Excerpts from an interface dataset
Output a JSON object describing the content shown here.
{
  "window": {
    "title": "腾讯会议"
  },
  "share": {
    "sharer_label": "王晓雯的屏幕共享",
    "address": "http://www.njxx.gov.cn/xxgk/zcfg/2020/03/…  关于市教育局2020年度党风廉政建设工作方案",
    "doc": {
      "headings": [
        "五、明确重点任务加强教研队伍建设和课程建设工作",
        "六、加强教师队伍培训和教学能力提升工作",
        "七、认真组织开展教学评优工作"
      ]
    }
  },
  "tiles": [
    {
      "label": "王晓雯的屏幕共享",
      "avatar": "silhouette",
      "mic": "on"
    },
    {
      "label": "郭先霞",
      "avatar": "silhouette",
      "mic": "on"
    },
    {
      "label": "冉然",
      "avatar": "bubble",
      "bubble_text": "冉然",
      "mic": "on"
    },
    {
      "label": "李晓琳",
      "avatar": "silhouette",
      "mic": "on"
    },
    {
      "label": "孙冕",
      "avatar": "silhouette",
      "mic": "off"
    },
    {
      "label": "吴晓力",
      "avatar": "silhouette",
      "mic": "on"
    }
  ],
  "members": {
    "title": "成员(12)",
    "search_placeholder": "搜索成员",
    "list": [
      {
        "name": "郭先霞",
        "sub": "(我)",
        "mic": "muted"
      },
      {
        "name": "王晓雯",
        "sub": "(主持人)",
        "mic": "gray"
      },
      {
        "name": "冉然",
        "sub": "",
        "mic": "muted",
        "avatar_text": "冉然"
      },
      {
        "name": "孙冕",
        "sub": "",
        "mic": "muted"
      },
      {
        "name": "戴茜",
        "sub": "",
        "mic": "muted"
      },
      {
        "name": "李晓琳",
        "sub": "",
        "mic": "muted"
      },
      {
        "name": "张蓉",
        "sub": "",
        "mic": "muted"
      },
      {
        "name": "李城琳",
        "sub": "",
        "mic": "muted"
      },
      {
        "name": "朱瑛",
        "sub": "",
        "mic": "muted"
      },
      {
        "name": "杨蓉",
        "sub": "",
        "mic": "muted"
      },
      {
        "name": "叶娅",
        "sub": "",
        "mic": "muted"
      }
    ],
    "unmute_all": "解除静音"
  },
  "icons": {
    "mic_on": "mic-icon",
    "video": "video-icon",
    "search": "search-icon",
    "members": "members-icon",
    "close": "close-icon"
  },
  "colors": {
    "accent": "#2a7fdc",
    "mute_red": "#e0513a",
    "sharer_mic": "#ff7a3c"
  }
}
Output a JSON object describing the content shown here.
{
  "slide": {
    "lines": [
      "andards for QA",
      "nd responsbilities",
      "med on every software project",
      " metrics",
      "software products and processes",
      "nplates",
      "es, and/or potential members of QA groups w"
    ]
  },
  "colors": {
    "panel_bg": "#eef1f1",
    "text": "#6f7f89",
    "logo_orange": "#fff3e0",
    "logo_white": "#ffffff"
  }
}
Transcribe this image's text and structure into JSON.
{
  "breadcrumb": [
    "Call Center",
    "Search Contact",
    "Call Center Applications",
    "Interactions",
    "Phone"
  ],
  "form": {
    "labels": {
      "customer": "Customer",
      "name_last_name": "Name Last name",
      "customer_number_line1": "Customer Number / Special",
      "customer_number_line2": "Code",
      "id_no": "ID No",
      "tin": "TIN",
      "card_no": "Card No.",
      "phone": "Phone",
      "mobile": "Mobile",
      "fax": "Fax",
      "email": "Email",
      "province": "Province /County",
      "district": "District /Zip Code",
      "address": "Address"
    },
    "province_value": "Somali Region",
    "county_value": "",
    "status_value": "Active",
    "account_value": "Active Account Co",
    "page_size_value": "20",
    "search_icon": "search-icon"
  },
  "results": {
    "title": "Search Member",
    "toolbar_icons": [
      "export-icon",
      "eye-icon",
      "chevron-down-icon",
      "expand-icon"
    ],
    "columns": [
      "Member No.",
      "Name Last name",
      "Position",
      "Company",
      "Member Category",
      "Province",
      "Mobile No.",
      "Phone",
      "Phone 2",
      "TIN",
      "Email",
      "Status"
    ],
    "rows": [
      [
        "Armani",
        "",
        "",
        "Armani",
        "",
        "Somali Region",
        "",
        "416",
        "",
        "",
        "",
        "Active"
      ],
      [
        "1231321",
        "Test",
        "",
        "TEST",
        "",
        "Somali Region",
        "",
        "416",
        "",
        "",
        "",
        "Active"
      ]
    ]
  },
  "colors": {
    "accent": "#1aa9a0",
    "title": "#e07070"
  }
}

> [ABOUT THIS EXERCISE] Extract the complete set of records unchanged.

> [TASK RESPONSE]
Output a JSON object describing the content shown here.
{
  "window": {
    "title": "腾讯会议"
  },
  "share": {
    "sharer_label": "王晓雯的屏幕共享",
    "address": "http://www.njxx.gov.cn/xxgk/zcfg/2020/03/…  关于市教育局2020年度党风廉政建设工作方案",
    "doc": {
      "headings": [
        "五、明确重点任务加强教研队伍建设和课程建设工作",
        "六、加强教师队伍培训和教学能力提升工作",
        "七、认真组织开展教学评优工作"
      ]
    }
  },
  "tiles": [
    {
      "label": "王晓雯的屏幕共享",
      "avatar": "silhouette",
      "mic": "on"
    },
    {
      "label": "郭先霞",
      "avatar": "silhouette",
      "mic": "on"
    },
    {
      "label": "冉然",
      "avatar": "bubble",
      "bubble_text": "冉然",
      "mic": "on"
    },
    {
      "label": "李晓琳",
      "avatar": "silhouette",
      "mic": "on"
    },
    {
      "label": "孙冕",
      "avatar": "silhouette",
      "mic": "off"
    },
    {
      "label": "吴晓力",
      "avatar": "silhouette",
      "mic": "on"
    }
  ],
  "members": {
    "title": "成员(12)",
    "search_placeholder": "搜索成员",
    "list": [
      {
        "name": "郭先霞",
        "sub": "(我)",
        "mic": "muted"
      },
      {
        "name": "王晓雯",
        "sub": "(主持人)",
        "mic": "gray"
      },
      {
        "name": "冉然",
        "sub": "",
        "mic": "muted",
        "avatar_text": "冉然"
      },
      {
        "name": "孙冕",
        "sub": "",
        "mic": "muted"
      },
      {
        "name": "戴茜",
        "sub": "",
        "mic": "muted"
      },
      {
        "name": "李晓琳",
        "sub": "",
        "mic": "muted"
      },
      {
        "name": "张蓉",
        "sub": "",
        "mic": "muted"
      },
      {
        "name": "李城琳",
        "sub": "",
        "mic": "muted"
      },
      {
        "name": "朱瑛",
        "sub": "",
        "mic": "muted"
      },
      {
        "name": "杨蓉",
        "sub": "",
        "mic": "muted"
      },
      {
        "name": "叶娅",
        "sub": "",
        "mic": "muted"
      }
    ],
    "unmute_all": "解除静音"
  },
  "icons": {
    "mic_on": "mic-icon",
    "video": "video-icon",
    "search": "search-icon",
    "members": "members-icon",
    "close": "close-icon"
  },
  "colors": {
    "accent": "#2a7fdc",
    "mute_red": "#e0513a",
    "sharer_mic": "#ff7a3c"
  }
}
Output a JSON object describing the content shown here.
{
  "slide": {
    "lines": [
      "andards for QA",
      "nd responsbilities",
      "med on every software project",
      " metrics",
      "software products and processes",
      "nplates",
      "es, and/or potential members of QA groups w"
    ]
  },
  "colors": {
    "panel_bg": "#eef1f1",
    "text": "#6f7f89",
    "logo_orange": "#fff3e0",
    "logo_white": "#ffffff"
  }
}
Transcribe this image's text and structure into JSON.
{
  "breadcrumb": [
    "Call Center",
    "Search Contact",
    "Call Center Applications",
    "Interactions",
    "Phone"
  ],
  "form": {
    "labels": {
      "customer": "Customer",
      "name_last_name": "Name Last name",
      "customer_number_line1": "Customer Number / Special",
      "customer_number_line2": "Code",
      "id_no": "ID No",
      "tin": "TIN",
      "card_no": "Card No.",
      "phone": "Phone",
      "mobile": "Mobile",
      "fax": "Fax",
      "email": "Email",
      "province": "Province /County",
      "district": "District /Zip Code",
      "address": "Address"
    },
    "province_value": "Somali Region",
    "county_value": "",
    "status_value": "Active",
    "account_value": "Active Account Co",
    "page_size_value": "20",
    "search_icon": "search-icon"
  },
  "results": {
    "title": "Search Member",
    "toolbar_icons": [
      "export-icon",
      "eye-icon",
      "chevron-down-icon",
      "expand-icon"
    ],
    "columns": [
      "Member No.",
      "Name Last name",
      "Position",
      "Company",
      "Member Category",
      "Province",
      "Mobile No.",
      "Phone",
      "Phone 2",
      "TIN",
      "Email",
      "Status"
    ],
    "rows": [
      [
        "Armani",
        "",
        "",
        "Armani",
        "",
        "Somali Region",
        "",
        "416",
        "",
        "",
        "",
        "Active"
      ],
      [
        "1231321",
        "Test",
        "",
        "TEST",
        "",
        "Somali Region",
        "",
        "416",
        "",
        "",
        "",
        "Active"
      ]
    ]
  },
  "colors": {
    "accent": "#1aa9a0",
    "title": "#e07070"
  }
}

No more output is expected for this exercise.